-- Forget shaken martinis and smoldering sidekicks. If you really want to make like James Bond, you'll need a passport and an appetite for high-octane locales. The new movie Quantum of Solace was shot in more overseas backdrops than any other film in the franchise's 46-year history. A 007 fan's guide to key locations:
•London. Bond's creator, writer Ian Fleming, was born in Mayfair in 1908, and several Quantum scenes were filmed at nearby Pinewood Studios (which doesn't give public tours). Pall Mall's Reform Club, famous as the gentlemen's club where Jules Verne's fictional Phileas Fogg started and ended his race Around the World in 80 Days, plays a cameo.
Britain's tourist office (visitbritain.com/007) suggests Bond-inspired itineraries, and London's Imperial War Museum hosts a "For Your Eyes Only: Ian Fleming and James Bond" exhibit through February.
• Italy. The movie opens with a signature car chase that begins at northern Italy's Lake Garda, shifts to the 2,000-year-old marble quarry at Carrara and ends at the medieval Tuscan town of Siena. There, Daniel Craig's Bond scampers across tile rooftops, and horses thunder through the Piazza del Campo during the city's famous bareback horse race, the Palio.
The four-bedroom Villa La Guardia (wimco.com), on Tuscany's southern Maremma coast, doubles as a CIA agent's digs in the film and rents for $10,472 a week through March 27. Siena's centuries-old Palio is held every July 2 and Aug. 16 (ilpalio.org).
• Austria. Bond takes in a performance of Tosca— and chases a villain across a floating stage — at the futuristic Bregenz Festival House on the alpine shores of Lake Constance. Next summer's festival (bregenzerfestspiele.com) features Verdi's Aida and runs July 22 to Aug. 23; tickets start at about $36 per person if booked online.
• Chile. In reel life, Bond confronts bad guy Dominic Greene in a Bolivian ecohotel that's destroyed by a series of spectacular explosions. In real life, filming took place in Chile's Atacama Desert, where Greene's hangout is part of the Cerro Paranal Observatory (eso.org). Free tours are offered the last two weekends of every month except December, but accommodations are restricted to visiting scientists.
Explora's recently renovated Hotel de Larache (explora.com) offers its own observatory for admiring Atacama's clear night skies. A three-night package, including tours and meals, starts at $1,773 per person, double.

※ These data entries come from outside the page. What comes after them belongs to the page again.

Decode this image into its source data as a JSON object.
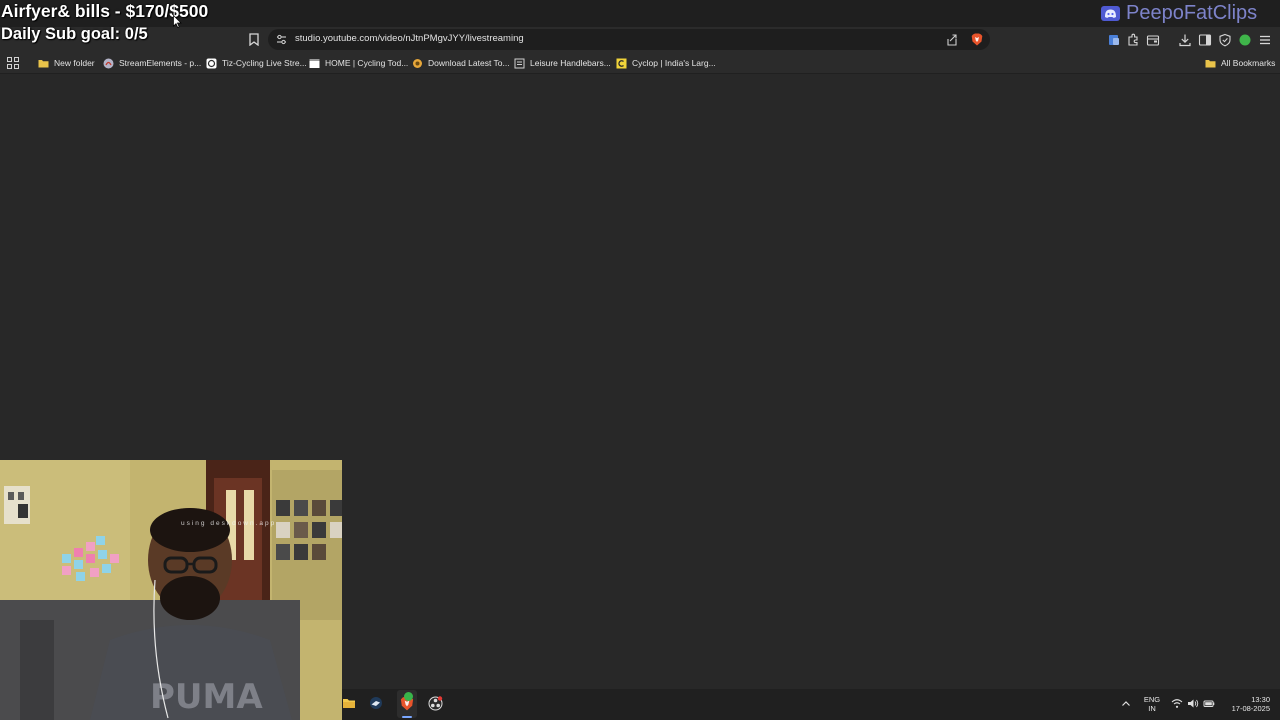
{
  "overlay": {
    "goal_text": "Airfyer& bills - $170/$500",
    "sub_goal_text": "Daily Sub goal: 0/5",
    "channel_name": "PeepoFatClips",
    "webcam_watermark": "using deskdown.app"
  },
  "browser": {
    "url": "studio.youtube.com/video/nJtnPMgvJYY/livestreaming",
    "bookmarks": [
      {
        "label": "New folder",
        "icon": "folder-icon"
      },
      {
        "label": "StreamElements - p...",
        "icon": "streamelements-icon"
      },
      {
        "label": "Tiz-Cycling Live Stre...",
        "icon": "tiz-cycling-icon"
      },
      {
        "label": "HOME | Cycling Tod...",
        "icon": "page-icon"
      },
      {
        "label": "Download Latest To...",
        "icon": "download-site-icon"
      },
      {
        "label": "Leisure Handlebars...",
        "icon": "page-icon"
      },
      {
        "label": "Cyclop | India's Larg...",
        "icon": "cyclop-icon"
      }
    ],
    "all_bookmarks_label": "All Bookmarks"
  },
  "taskbar": {
    "language_top": "ENG",
    "language_bottom": "IN",
    "time": "13:30",
    "date": "17-08-2025"
  },
  "colors": {
    "page_background": "#282828",
    "chrome_background": "#2b2b2b",
    "channel_name": "#8e95e8",
    "brave_accent": "#e8542b"
  }
}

• Panama. Backdrops in and around the Caribbean cruise port of Colo´n and Panama City's Casco Viejo (Old Town) served as stand-ins for Bolivia and Haiti, including the spiffed-up ruin of former dictator Manuel Noriega's haunt, the Old Union Club. Craig chilled out between takes at Panama City's Canal House (canalhousepanama.com), a three-bedroom, 19th-century mansion that rents for as little as $155 per night for an individual bedroom or $750 per night for the whole house.
• Mexico. As part of an aerial dogfight sequence, Bond and his feisty partner, Camille, parachute from a vintage DC-3 into the mountains near San Felipe, a fishing outpost in Baja California, Mexico. The laid-back town on the shores of the Sea of Cortez doesn't offer commercial flights (it's about a five-hour drive southeast of San Diego), but still draws some 250,000 North American tourists a year, many of them college spring-breakers or RV snowbirds. Information: sanfelipe.com.mx.
In other Quantum of Solcace tie-ins, travelers who book by Nov. 16 can save 10% on hotel stays and $75 on vacation packages through Orbitz (orbitz.com/bond), while Google Earth (earth.google.com) offers a locations map, photos and "making of" videos.